__What the exercise asks__: Out of the records below, copy all lines in which the word "filtro" occurs.

__Raw data__:
===============

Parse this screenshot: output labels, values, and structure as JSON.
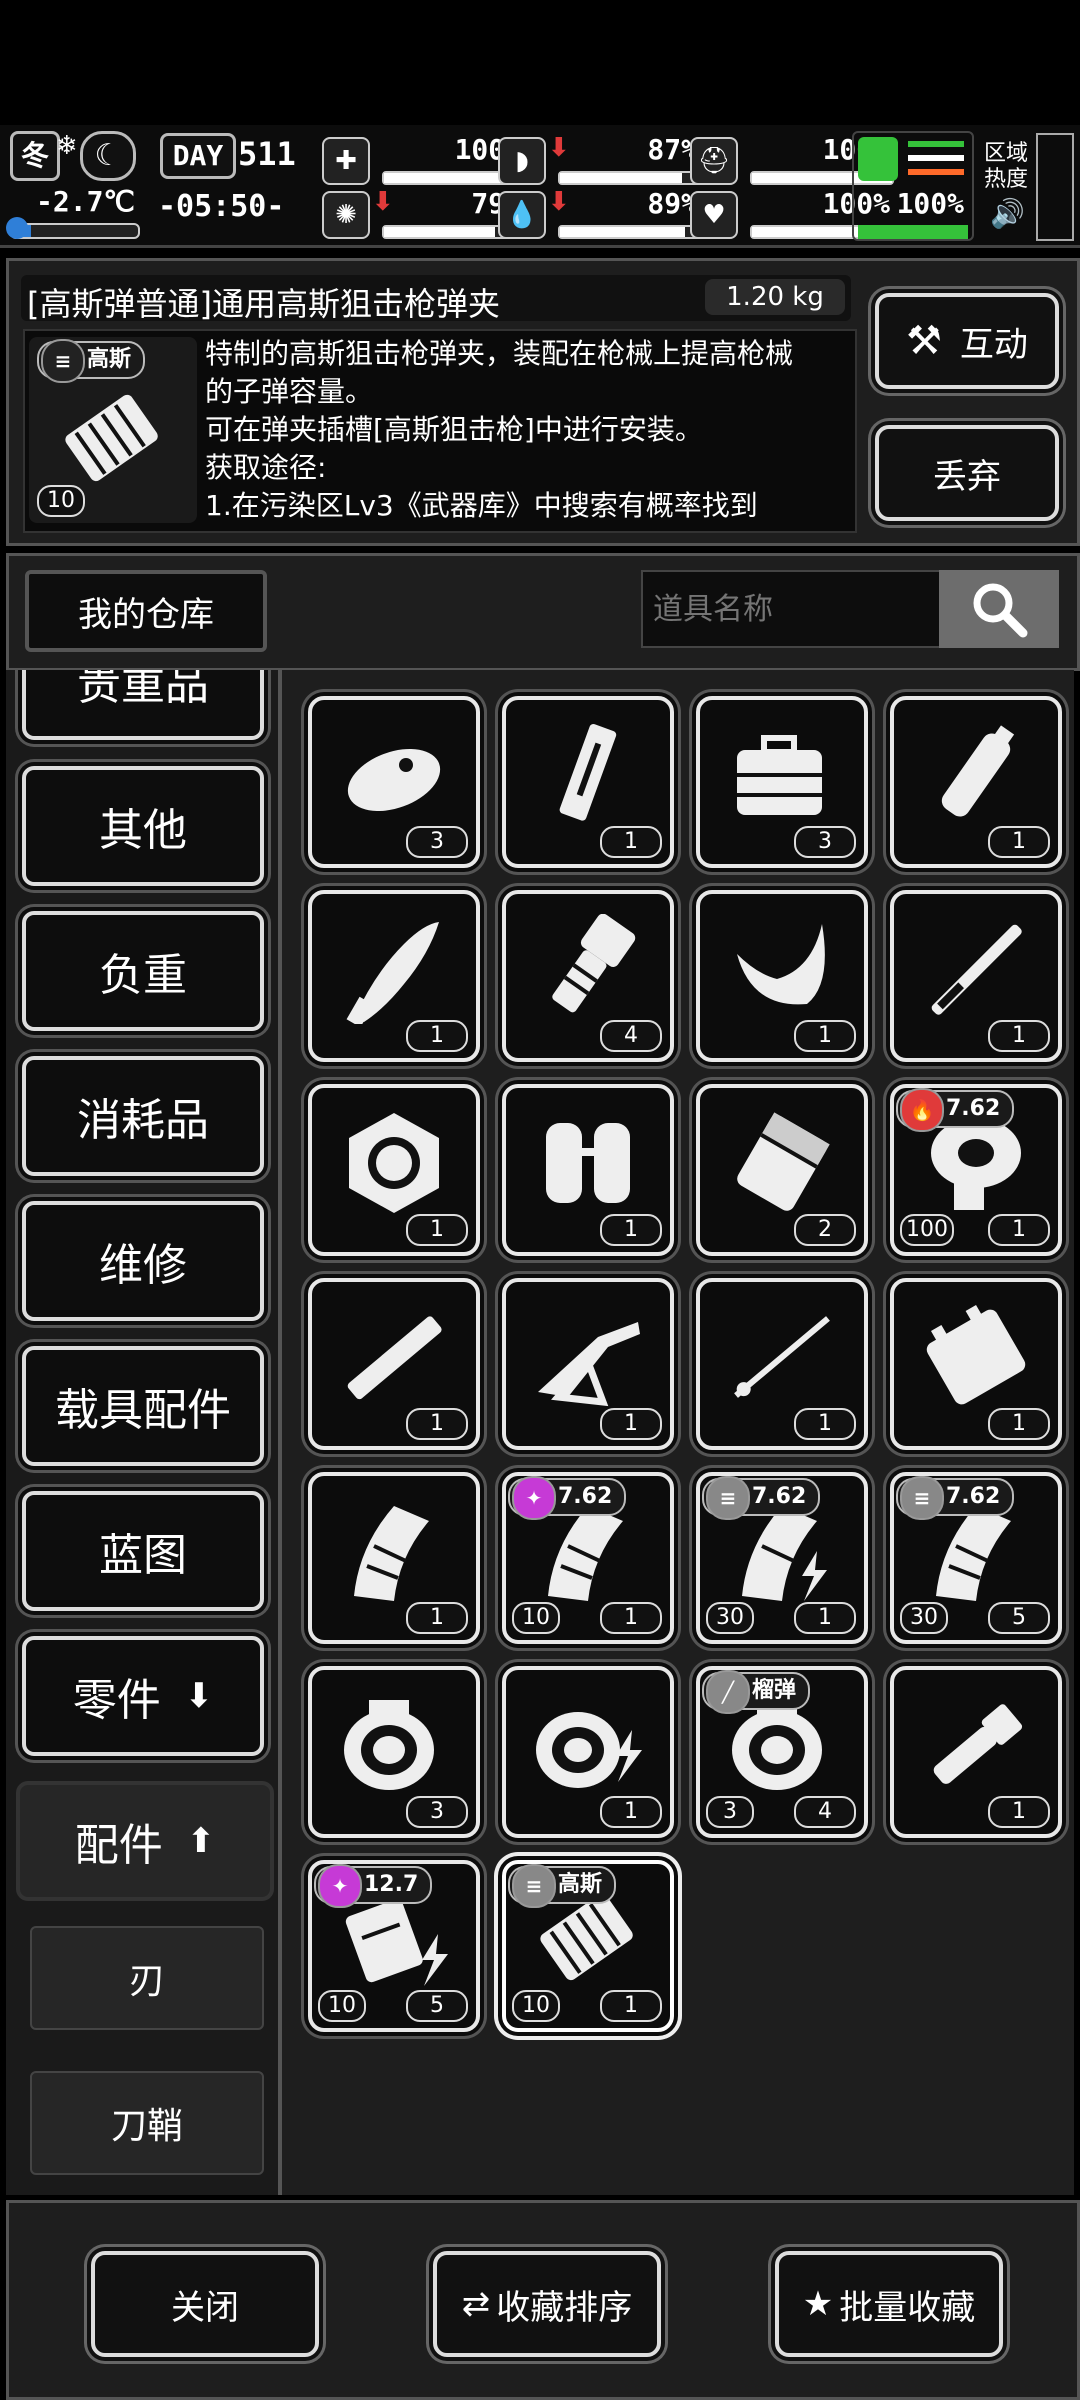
{
  "status": {
    "season": "冬",
    "weather_icon": "snowflake-icon",
    "moon_icon": "crescent-moon-icon",
    "day_label": "DAY",
    "day_number": "511",
    "temperature": "-2.7℃",
    "time": "-05:50-",
    "stats": [
      {
        "name": "health",
        "icon": "medkit-icon",
        "value": "100%",
        "level": 1.0,
        "down": false
      },
      {
        "name": "stomach",
        "icon": "stomach-icon",
        "value": "87%",
        "level": 0.87,
        "down": true
      },
      {
        "name": "defense",
        "icon": "helmet-icon",
        "value": "100%",
        "level": 1.0,
        "down": false
      },
      {
        "name": "mood",
        "icon": "brain-icon",
        "value": "79%",
        "level": 0.79,
        "down": true
      },
      {
        "name": "water",
        "icon": "water-drop-icon",
        "value": "89%",
        "level": 0.89,
        "down": true
      },
      {
        "name": "heart",
        "icon": "heart-icon",
        "value": "100%",
        "level": 1.0,
        "down": false
      }
    ],
    "stamina_value": "100%",
    "stamina_level": 1.0,
    "region_heat_label": "区域热度",
    "accent": "#35c23a",
    "down_color": "#e03a3a"
  },
  "item_info": {
    "title": "[高斯弹普通]通用高斯狙击枪弹夹",
    "weight": "1.20 kg",
    "tag": "高斯",
    "count": "10",
    "description_lines": [
      "特制的高斯狙击枪弹夹，装配在枪械上提高枪械",
      "的子弹容量。",
      "可在弹夹插槽[高斯狙击枪]中进行安装。",
      "获取途径:",
      "1.在污染区Lv3《武器库》中搜索有概率找到"
    ],
    "interact_label": "互动",
    "discard_label": "丢弃"
  },
  "warehouse": {
    "title": "我的仓库",
    "search_placeholder": "道具名称"
  },
  "categories": [
    {
      "label": "贵重品",
      "partial": true
    },
    {
      "label": "其他"
    },
    {
      "label": "负重"
    },
    {
      "label": "消耗品"
    },
    {
      "label": "维修"
    },
    {
      "label": "载具配件"
    },
    {
      "label": "蓝图"
    },
    {
      "label": "零件",
      "arrow": "down"
    },
    {
      "label": "配件",
      "arrow": "up",
      "selected": true
    }
  ],
  "subcategories": [
    "刃",
    "刀鞘"
  ],
  "items": [
    {
      "icon": "oval-case-icon",
      "qty": "3"
    },
    {
      "icon": "pistol-magazine-icon",
      "qty": "1"
    },
    {
      "icon": "toolbox-icon",
      "qty": "3"
    },
    {
      "icon": "suppressor-icon",
      "qty": "1"
    },
    {
      "icon": "curved-blade-icon",
      "qty": "1"
    },
    {
      "icon": "flashlight-icon",
      "qty": "4"
    },
    {
      "icon": "curved-guard-icon",
      "qty": "1"
    },
    {
      "icon": "katana-blade-icon",
      "qty": "1"
    },
    {
      "icon": "weight-plate-icon",
      "qty": "1"
    },
    {
      "icon": "tank-pack-icon",
      "qty": "1"
    },
    {
      "icon": "pouch-icon",
      "qty": "2"
    },
    {
      "icon": "drum-magazine-icon",
      "qty": "1",
      "dur": "100",
      "tag": "7.62",
      "tag_icon": "fire-icon",
      "tag_color": "#e03a3a"
    },
    {
      "icon": "tube-icon",
      "qty": "1"
    },
    {
      "icon": "rifle-stock-icon",
      "qty": "1"
    },
    {
      "icon": "thin-rod-icon",
      "qty": "1"
    },
    {
      "icon": "battery-pack-icon",
      "qty": "1"
    },
    {
      "icon": "curved-magazine-icon",
      "qty": "1"
    },
    {
      "icon": "curved-magazine-icon",
      "qty": "1",
      "dur": "10",
      "tag": "7.62",
      "tag_icon": "purple-bullet-icon",
      "tag_color": "#c63ad6"
    },
    {
      "icon": "curved-magazine-lightning-icon",
      "qty": "1",
      "dur": "30",
      "tag": "7.62",
      "tag_icon": "bullets-icon",
      "tag_color": "#888888"
    },
    {
      "icon": "curved-magazine-icon",
      "qty": "5",
      "dur": "30",
      "tag": "7.62",
      "tag_icon": "bullets-icon",
      "tag_color": "#888888"
    },
    {
      "icon": "scope-ring-icon",
      "qty": "3"
    },
    {
      "icon": "scope-ring-lightning-icon",
      "qty": "1"
    },
    {
      "icon": "scope-ring-icon",
      "qty": "4",
      "dur": "3",
      "tag": "榴弹",
      "tag_icon": "grenade-round-icon",
      "tag_color": "#888888"
    },
    {
      "icon": "flashlight-small-icon",
      "qty": "1"
    },
    {
      "icon": "box-magazine-lightning-icon",
      "qty": "5",
      "dur": "10",
      "tag": "12.7",
      "tag_icon": "purple-bullet-icon",
      "tag_color": "#c63ad6"
    },
    {
      "icon": "gauss-magazine-icon",
      "qty": "1",
      "dur": "10",
      "tag": "高斯",
      "tag_icon": "bullets-icon",
      "tag_color": "#888888",
      "selected": true
    }
  ],
  "bottom": {
    "close_label": "关闭",
    "sort_label": "收藏排序",
    "batch_label": "批量收藏"
  }
}
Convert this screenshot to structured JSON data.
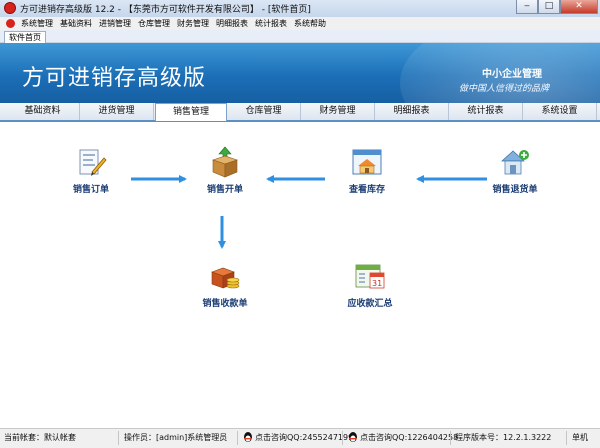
{
  "window": {
    "title": "方可进销存高级版 12.2 - 【东莞市方可软件开发有限公司】 - [软件首页]"
  },
  "menu": [
    "系统管理",
    "基础资料",
    "进销管理",
    "仓库管理",
    "财务管理",
    "明细报表",
    "统计报表",
    "系统帮助"
  ],
  "doc_tab": "软件首页",
  "banner": {
    "title": "方可进销存高级版",
    "slogan1": "中小企业管理",
    "slogan2": "做中国人信得过的品牌"
  },
  "nav_tabs": [
    "基础资料",
    "进货管理",
    "销售管理",
    "仓库管理",
    "财务管理",
    "明细报表",
    "统计报表",
    "系统设置"
  ],
  "active_tab": "销售管理",
  "modules": {
    "sales_order": "销售订单",
    "sales_invoice": "销售开单",
    "view_stock": "查看库存",
    "sales_return": "销售退货单",
    "sales_receipt": "销售收款单",
    "receivables_summary": "应收款汇总"
  },
  "status": {
    "account": "当前帐套：默认帐套",
    "operator": "操作员：[admin]系统管理员",
    "qq1": "点击咨询QQ:2455247199",
    "qq2": "点击咨询QQ:1226404258",
    "version": "程序版本号：12.2.1.3222",
    "mode": "单机"
  },
  "colors": {
    "banner": "#1b6fb7",
    "arrow": "#2f8fe0",
    "label": "#1c3e74"
  }
}
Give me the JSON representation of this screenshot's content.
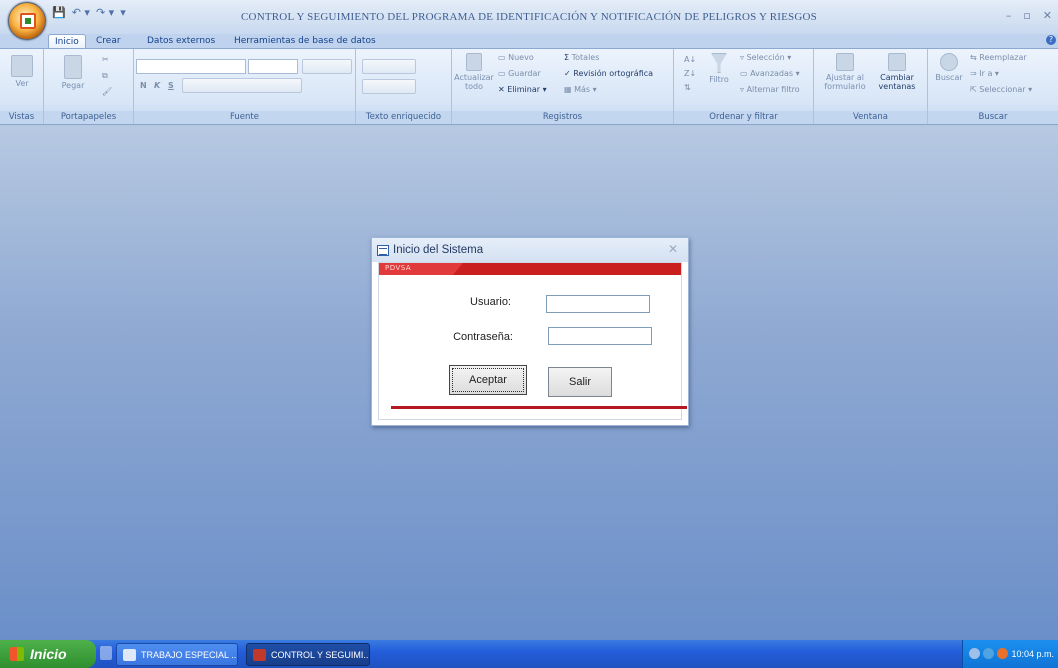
{
  "window": {
    "title": "CONTROL Y SEGUIMIENTO DEL PROGRAMA DE IDENTIFICACIÓN Y NOTIFICACIÓN DE PELIGROS Y RIESGOS",
    "controls": [
      "–",
      "▫",
      "✕"
    ]
  },
  "tabs": [
    "Inicio",
    "Crear",
    "Datos externos",
    "Herramientas de base de datos"
  ],
  "active_tab": "Inicio",
  "ribbon": {
    "vistas": {
      "label": "Vistas",
      "ver": "Ver"
    },
    "portapapeles": {
      "label": "Portapapeles",
      "pegar": "Pegar"
    },
    "fuente": {
      "label": "Fuente",
      "bold": "N",
      "italic": "K",
      "underline": "S"
    },
    "texto": {
      "label": "Texto enriquecido"
    },
    "registros": {
      "label": "Registros",
      "actualizar": "Actualizar",
      "todo": "todo",
      "nuevo": "Nuevo",
      "guardar": "Guardar",
      "eliminar": "Eliminar",
      "totales": "Totales",
      "revision": "Revisión ortográfica",
      "mas": "Más"
    },
    "ordenar": {
      "label": "Ordenar y filtrar",
      "filtro": "Filtro",
      "seleccion": "Selección",
      "avanzadas": "Avanzadas",
      "alternar": "Alternar filtro"
    },
    "ventana": {
      "label": "Ventana",
      "ajustar": "Ajustar al",
      "formulario": "formulario",
      "cambiar": "Cambiar",
      "ventanas": "ventanas"
    },
    "buscar": {
      "label": "Buscar",
      "buscar": "Buscar",
      "reemplazar": "Reemplazar",
      "ira": "Ir a",
      "seleccionar": "Seleccionar"
    }
  },
  "dialog": {
    "title": "Inicio del Sistema",
    "brand": "PDVSA",
    "usuario_label": "Usuario:",
    "usuario_value": "",
    "password_label": "Contraseña:",
    "password_value": "",
    "aceptar": "Aceptar",
    "salir": "Salir"
  },
  "taskbar": {
    "start": "Inicio",
    "tasks": [
      "TRABAJO ESPECIAL ...",
      "CONTROL Y SEGUIMI..."
    ],
    "clock": "10:04 p.m."
  },
  "colors": {
    "accent_red": "#c91f1f",
    "workspace_blue": "#6b8fc9",
    "taskbar_blue": "#245edb"
  }
}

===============

__Solution to this task__:
      "filtro": "Filtro",
      "alternar": "Alternar filtro"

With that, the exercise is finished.